Prada 1995 - Kristen McMenamy by Peter Lindberg

Prada 1995 – Kristen McMenamy by Peter Lindberg

Prada bets for a simpler look. A white knit and sleeveless shirt since the touch of color is on the lips and nails. In the waist wears a belt with a central buckle, which, curiously, is also a trend in recent seasons.

Miu Miu FW 1998. Audrey Marnay By Glen Luchford

Miu Miu FW 1998. Audrey Marnay By Glen Luchford

Who said that knitwear is only for clothes? We can find it in accessories and accessories like this Miu Miu scarf.

In the same season, we found a turtle neck worn with a blazer with oversize sleeves, so that it is visible both the neck and the end of the jersey that goes to the hip, under a skirt with side opening.

British supermodel Kate Moss wore an oversize turtleneck with a pair of shorts and a raincoat. Totally genderless.

Maison Margiela 1993 - Kate Moss

Maison Margiela 1993 – Kate Moss

Kate Moss, this time with a Maison Margiela garment, demonstrates the duality of designer garments by wearing the knit dress as if it were a skirt.

Hermès AW 1999

Hermès AW 1999

A Margiela garment for Hermès always means the meeting of two universes: the rebelliousness of the designer with the absolute elegance of the French brand. Jean-Louis Duman allowed Margiela to design up to 12 collections of Hermès, from 1997 to 2003, in which he was in charge of destroying the classics of the luxury firm innovating in all areas (cuts, techniques and materials).

CÉLINE FW 1999 - Gisele Bundchen By Patrick Demarchelier

CÉLINE FW 1999 – Gisele Bundchen By Patrick Demarchelier

Gisele Bündchen brought during this campaign two trends of this year without knowing it. One of them is the small monogrammed shoulder bags.
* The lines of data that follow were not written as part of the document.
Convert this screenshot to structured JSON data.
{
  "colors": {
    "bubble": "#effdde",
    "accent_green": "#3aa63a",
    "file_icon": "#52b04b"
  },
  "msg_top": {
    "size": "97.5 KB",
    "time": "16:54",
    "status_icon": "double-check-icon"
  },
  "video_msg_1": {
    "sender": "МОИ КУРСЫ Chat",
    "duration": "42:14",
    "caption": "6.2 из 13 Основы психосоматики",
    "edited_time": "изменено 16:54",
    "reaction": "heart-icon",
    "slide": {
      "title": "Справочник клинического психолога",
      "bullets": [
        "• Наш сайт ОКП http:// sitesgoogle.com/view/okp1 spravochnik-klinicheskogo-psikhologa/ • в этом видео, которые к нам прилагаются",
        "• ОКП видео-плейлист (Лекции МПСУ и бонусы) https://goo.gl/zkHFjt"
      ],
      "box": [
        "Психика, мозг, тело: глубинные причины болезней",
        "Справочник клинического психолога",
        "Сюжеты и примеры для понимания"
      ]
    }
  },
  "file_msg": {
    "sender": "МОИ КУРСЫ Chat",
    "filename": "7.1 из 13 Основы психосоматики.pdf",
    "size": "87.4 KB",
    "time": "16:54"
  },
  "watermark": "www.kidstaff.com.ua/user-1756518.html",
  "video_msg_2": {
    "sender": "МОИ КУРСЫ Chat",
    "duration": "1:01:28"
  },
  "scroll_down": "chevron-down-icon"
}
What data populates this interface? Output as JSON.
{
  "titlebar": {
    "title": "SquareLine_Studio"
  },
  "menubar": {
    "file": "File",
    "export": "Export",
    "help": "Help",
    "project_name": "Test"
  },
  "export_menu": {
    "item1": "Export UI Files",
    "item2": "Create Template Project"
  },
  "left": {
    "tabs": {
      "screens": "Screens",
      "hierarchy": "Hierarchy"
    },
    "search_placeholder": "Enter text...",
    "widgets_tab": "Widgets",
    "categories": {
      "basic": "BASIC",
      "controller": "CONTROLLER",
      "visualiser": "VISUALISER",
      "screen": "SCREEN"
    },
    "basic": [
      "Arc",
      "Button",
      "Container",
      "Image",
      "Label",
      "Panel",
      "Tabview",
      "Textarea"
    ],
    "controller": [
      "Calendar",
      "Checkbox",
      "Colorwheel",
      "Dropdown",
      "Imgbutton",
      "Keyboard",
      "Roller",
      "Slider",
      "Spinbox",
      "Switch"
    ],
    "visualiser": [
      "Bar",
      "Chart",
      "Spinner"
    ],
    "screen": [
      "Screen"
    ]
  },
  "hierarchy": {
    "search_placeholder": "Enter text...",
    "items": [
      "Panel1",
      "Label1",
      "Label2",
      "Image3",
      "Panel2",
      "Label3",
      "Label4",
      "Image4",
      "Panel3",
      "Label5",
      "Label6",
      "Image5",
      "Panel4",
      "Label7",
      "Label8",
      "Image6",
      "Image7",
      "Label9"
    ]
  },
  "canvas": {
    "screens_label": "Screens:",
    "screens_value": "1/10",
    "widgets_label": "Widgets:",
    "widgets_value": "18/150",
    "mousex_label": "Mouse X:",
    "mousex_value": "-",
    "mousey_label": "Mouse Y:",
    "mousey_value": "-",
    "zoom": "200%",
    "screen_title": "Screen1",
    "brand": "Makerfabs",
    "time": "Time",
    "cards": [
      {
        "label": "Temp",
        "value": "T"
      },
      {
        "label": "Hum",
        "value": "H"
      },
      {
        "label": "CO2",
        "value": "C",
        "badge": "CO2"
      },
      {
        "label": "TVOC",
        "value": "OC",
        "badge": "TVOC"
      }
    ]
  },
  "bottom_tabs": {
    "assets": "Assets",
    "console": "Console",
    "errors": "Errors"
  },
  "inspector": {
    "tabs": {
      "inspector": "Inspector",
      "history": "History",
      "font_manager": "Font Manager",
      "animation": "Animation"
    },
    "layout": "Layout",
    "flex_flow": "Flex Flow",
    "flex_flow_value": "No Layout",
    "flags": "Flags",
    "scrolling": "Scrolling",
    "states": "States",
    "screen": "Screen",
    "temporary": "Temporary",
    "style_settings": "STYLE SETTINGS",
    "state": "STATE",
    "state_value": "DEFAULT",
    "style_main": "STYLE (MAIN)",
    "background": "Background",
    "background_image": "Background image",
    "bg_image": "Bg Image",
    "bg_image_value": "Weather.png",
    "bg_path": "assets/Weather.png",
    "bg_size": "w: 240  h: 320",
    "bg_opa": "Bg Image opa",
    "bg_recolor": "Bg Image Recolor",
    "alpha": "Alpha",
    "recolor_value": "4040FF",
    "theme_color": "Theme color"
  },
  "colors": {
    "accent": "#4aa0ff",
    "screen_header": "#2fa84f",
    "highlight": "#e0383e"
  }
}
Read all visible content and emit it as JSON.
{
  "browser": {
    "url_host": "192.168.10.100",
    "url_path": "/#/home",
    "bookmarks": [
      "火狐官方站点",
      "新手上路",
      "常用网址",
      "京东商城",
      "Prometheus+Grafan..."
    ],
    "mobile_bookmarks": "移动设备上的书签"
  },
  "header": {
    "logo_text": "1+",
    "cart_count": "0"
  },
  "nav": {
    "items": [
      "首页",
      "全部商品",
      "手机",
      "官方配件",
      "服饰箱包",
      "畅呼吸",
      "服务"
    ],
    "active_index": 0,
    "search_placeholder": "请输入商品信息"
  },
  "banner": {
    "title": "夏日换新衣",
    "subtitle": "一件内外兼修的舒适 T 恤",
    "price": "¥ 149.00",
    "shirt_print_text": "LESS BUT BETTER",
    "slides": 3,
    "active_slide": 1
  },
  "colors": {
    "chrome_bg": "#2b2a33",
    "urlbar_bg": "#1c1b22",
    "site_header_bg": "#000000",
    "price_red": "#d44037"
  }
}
Another trend is the sleeves with the name of the brand, lately we have seen in tracksuits Gucci and Givenchy.

CÉLINE FW 1999 - Gisele Bundchen By Patrick Demarchelier

CÉLINE FW 1999 – Gisele Bundchen By Patrick Demarchelier

CELINE in this other campaign totally different from the previous one, shows an unusual knit garment: a long dress without sleeves but with hood.

CÉLINE Spring 1999 - Maggie Rizer By Patrick Demarchelier

CÉLINE Spring 1999 – Maggie Rizer By Patrick Demarchelier

Behind the scenes, Maison Margiela shows us that knitwear can be worn with almost everything, even with leather, both in skirts and gloves.

Backstage Martin Margiela FW 1993 - Fashion Show

Backstage Martin Margiela FW 1993 – Fashion Show